Finally it arrived... We packed plenty of food and began our siege. Not a Giant wall... But, a blank one and definitely big enough. Climbing past our previously finished pitches, it was incredible to see the line taking form: three back to back 5.12 pitches with one A0 section. We stared down from our high point while talking about a possible free variation for the A0 section, with a super big run and all points jump to get to one huge black knob to then only scrap up to another giant ameba. Chris and I would have it free, but the holds just kept snapping off. Regardless, it was time for launch!
The portaledge was set for comfort, my partner Chris ready for whatever was to come, so with Casey as rope manager, I set off. After clipping the three bolts we had placed prior, I headed into Virgin ground once more. Awesome features allowed the crescent of the moon to be walked, right on the lip of the giant roof system. Then it went blank... Real blank! Smearing onto non-existent holds, I began hauling the drill with my teeth and hand...I could feel the weight of the beast pulling me off the wall. I took rest and shook my arms one at a time. My left arm was slowly exploding from grasping a terrible knob. I could barely lift the drill and get it to start hammering. My eyes were fixated on the drill bit while it bounced around on the granite...it just wouldn't take! I shook out and lifted the drill, right as it started drilling my foot popped and I was in flight. I just barely clipped a dike during my fall, about to flip backwards, I found myself dangling in space under the roof. The excitement and adrenaline had me screaming and shouting. Chris dying of laughter and Casey getting it all on video. I hauled back up and asked Chris if I should go for it again. He asked "do you really want to do that again... Is it a question of ethics?" I replied with "No, send up the hooks". Then I looked at my lead line... Shot! The white tendons were saying "that was a close one!". I dug the pocket knife out of my chalkbag and loped it off, reset the knot and headed off on the hooks. I fired in the bolt, made the few stout moves and took the runout on easy terrain to the next belay. The day was coming to an end and some hot food sounded pretty good. We rappelled four pitches to our camp below the wall.
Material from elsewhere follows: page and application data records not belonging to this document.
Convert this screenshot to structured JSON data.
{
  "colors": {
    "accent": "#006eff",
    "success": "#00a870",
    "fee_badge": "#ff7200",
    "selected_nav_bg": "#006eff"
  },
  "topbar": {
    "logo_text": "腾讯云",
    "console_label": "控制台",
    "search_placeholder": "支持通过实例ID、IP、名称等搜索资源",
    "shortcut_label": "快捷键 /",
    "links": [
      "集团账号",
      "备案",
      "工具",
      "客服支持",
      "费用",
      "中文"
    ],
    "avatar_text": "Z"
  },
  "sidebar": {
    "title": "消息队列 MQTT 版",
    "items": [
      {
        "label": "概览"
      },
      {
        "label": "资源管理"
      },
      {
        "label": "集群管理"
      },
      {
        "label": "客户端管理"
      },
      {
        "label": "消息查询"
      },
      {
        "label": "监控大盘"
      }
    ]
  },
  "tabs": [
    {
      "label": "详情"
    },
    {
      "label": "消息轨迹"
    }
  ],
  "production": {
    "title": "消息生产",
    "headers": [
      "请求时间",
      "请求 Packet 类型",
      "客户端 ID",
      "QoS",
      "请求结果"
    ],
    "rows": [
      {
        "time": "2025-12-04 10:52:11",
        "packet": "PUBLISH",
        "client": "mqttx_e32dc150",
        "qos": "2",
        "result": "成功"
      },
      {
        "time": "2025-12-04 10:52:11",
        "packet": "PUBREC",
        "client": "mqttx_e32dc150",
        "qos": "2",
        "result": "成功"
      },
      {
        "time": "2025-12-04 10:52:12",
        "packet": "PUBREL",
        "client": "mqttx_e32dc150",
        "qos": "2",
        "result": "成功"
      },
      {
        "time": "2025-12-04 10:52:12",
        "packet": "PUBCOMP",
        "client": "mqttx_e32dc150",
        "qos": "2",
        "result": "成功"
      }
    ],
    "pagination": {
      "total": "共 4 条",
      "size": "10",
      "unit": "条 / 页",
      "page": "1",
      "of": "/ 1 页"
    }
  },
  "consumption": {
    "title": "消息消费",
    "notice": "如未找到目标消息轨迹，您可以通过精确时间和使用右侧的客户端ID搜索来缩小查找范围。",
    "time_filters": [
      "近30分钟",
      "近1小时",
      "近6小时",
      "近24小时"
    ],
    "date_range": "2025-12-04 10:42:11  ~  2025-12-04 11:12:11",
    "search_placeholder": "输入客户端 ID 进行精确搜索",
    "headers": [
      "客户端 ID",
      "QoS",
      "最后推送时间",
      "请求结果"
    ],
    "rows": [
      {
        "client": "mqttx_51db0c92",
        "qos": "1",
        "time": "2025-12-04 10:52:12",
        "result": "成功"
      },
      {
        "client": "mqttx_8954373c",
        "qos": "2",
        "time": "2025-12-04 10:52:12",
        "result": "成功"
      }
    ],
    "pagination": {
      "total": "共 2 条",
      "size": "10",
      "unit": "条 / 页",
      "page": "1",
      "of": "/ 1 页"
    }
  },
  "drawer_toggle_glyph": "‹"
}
An early rise put us two pitches from the summit, with plenty of day ahead of us. Casey had left the day before, so Chris and I shoved off into the abyss. Finally we encountered the pitch; exposure, bullet-hard granite, solid 1/4" edges, and those huge black amebas everywhere. Four bolts in slightly less than two hundred feet, kept this pitch high and wild! Walking left on a ledge to the very edge of the Moon and looking down, one can't help but to yell in excitement- the wall drops off for at least 600ft straight to the ground. Then if that's not enough to get the blood pumping, the leader must rock a razor handrail for 30 plus feet, literally hanging off the crescent moon. One more final pitch of 5.9 climbing lead to a perfect summit pinnacle.
Thankfully this route has been put to rest. Out of all the lines that I have put up with my partners and friends this was, by far, the hardest to equip. From massive whippers and screamers, to ripping hooks; the air time I logged was astronomical. Chris held in there like a champ always willing to catch the wing. The Masai shoes by Tenaya performed excellent with all the dime edging and hard smears. A total of six massive pitches went almost entirely free. Yes, it's waiting for a ground-up free ascent. It's full on and a direct line bottom to top.
Moon Walker IV, 5.12 A0 6 pitches
Whitney Portal, Moon Stone
Chris Orozco and Myles Moser